    Very good flavor!

  • 30 Oct, 2008

    I agree with Blueyesbru. No canned stock for me either. Just water with chicken backs and necks. I believe the cans of stock are an unnecessary expense. You get abundant flavor with just the bones. I don't use whole chickens either, but I am sure it would only add to the flavor.

  • 1 Sep, 2008

    I did not know you could buy 'canned chicken stock" tell me more?

  • 5 May, 2008

    To Gabymartin72: thanks for the tip on how to "enhance" the flavor of canned chciken broth. Times when I don't have time to made this delicious recipe above and with canned in the pantry, I will start to "enhance it".

  • 11 Apr, 2008

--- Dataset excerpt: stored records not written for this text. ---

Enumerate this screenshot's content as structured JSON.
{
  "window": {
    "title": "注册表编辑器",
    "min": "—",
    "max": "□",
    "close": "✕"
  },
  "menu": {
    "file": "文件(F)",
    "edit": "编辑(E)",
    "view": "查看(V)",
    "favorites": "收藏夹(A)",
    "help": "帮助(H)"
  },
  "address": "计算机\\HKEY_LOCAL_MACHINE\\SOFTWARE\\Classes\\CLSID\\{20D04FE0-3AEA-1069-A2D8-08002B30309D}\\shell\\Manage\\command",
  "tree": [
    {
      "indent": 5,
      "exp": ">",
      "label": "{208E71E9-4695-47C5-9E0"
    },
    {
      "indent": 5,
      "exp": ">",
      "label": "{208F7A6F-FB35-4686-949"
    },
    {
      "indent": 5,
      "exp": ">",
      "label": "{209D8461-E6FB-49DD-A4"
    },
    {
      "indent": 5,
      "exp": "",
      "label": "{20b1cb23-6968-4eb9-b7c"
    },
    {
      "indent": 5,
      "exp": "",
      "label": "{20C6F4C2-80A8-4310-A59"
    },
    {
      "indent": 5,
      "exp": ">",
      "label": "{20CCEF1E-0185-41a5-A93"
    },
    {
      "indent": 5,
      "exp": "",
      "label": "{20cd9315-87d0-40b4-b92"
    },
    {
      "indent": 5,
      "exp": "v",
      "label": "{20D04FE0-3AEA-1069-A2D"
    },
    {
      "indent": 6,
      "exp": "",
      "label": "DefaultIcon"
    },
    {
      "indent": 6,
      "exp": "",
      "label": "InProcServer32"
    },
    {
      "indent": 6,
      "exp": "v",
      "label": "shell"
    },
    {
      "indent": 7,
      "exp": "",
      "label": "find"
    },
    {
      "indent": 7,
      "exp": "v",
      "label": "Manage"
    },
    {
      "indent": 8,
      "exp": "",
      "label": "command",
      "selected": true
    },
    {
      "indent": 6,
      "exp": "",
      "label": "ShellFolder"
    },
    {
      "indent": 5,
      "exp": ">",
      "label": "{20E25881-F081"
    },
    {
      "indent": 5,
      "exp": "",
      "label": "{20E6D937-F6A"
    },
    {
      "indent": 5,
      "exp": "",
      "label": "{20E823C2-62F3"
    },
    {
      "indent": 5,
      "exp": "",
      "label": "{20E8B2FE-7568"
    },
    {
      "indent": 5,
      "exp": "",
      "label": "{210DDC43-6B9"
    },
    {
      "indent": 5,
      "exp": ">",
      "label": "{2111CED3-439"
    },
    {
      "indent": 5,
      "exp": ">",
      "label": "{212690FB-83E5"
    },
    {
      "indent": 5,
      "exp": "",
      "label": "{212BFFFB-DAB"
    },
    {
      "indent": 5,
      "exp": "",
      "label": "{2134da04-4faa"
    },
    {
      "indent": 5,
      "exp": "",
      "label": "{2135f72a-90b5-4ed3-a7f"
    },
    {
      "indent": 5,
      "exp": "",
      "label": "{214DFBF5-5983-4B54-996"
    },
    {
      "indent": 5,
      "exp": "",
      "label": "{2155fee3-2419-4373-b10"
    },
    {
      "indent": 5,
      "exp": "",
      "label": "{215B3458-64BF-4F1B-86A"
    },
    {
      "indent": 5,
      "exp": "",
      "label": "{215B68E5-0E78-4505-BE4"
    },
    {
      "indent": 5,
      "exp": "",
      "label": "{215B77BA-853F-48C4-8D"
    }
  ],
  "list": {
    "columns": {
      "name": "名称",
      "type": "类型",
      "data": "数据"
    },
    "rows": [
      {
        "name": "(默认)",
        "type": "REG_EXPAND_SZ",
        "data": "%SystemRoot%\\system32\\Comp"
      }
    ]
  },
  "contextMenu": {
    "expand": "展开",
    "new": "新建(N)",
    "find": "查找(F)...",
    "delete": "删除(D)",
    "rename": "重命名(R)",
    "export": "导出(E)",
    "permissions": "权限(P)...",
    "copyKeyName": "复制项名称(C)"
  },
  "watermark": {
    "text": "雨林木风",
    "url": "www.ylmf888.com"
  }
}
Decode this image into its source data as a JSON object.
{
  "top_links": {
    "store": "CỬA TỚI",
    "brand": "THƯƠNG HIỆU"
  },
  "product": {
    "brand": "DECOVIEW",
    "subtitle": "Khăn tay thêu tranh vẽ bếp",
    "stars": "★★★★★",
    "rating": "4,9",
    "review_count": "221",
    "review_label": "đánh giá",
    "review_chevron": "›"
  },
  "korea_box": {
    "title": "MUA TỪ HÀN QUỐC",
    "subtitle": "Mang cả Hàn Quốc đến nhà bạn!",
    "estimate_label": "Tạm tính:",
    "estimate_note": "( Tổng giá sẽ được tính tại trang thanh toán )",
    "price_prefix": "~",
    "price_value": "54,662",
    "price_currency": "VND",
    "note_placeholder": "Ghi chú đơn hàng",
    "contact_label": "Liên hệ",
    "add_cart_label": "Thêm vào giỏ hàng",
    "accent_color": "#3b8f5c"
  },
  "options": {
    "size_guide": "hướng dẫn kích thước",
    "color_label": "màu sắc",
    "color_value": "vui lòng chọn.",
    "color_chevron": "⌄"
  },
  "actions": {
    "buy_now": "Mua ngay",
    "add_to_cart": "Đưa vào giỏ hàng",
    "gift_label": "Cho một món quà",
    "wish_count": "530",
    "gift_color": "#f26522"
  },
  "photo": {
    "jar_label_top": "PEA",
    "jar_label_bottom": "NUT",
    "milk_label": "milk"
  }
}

    I am sorry but HOMEADE Chicken Stock is NOT made with canned chicken broth.

  • 28 Mar, 2008

    (cont.)
    ...: carrots, onions, leeks, celery, fennel, parsley, bay leaf, black peppercorns, or garlic. They'll help the flavor tremendously. '
    (www.foodnetwork.com)

    You'll find thousands of recipes and all kinds of nutritional information on this website. I adore it. I use it for every meal every single day.

  • 28 Mar, 2008

    Ladies, there is a significant difference between chicken BROTH and chicken STOCK (the recipe above). 'Chicken stock tends to be made from bony parts, whereas chicken broth is made more out of meat. Chicken stock tends to have a fuller mouth feel and richer flavor, due to gelatin released by long-simmering bones. The flavor of canned low-sodium chicken BROTH can be enhanced by adding any combination of the following and simmering for as long as you can:

  • 27 Mar, 2008

    Who makes chicken stock with chicken stock!?

  • 25 Jan, 2008

    I guess after you make it the first time you can use your own stock to begin the next batch. Hmmm.

  • 25 Jan, 2008

    Really! Have you found out why we need to use chicken broth??

  • 21 Jan, 2008

    I THOUGHT THE PURPOSE OF MAKING CHICKEN STOCK WAS TO NOT BUY CANNED CHICKEN BROTH. WHAT IS THE DIFFERENCE BETWEEN STOCK AND BROTH?

  • 15 Jan, 2008

    THIS IS REALLY GOOD AND WELL WORTH THE TIME IT TAKES.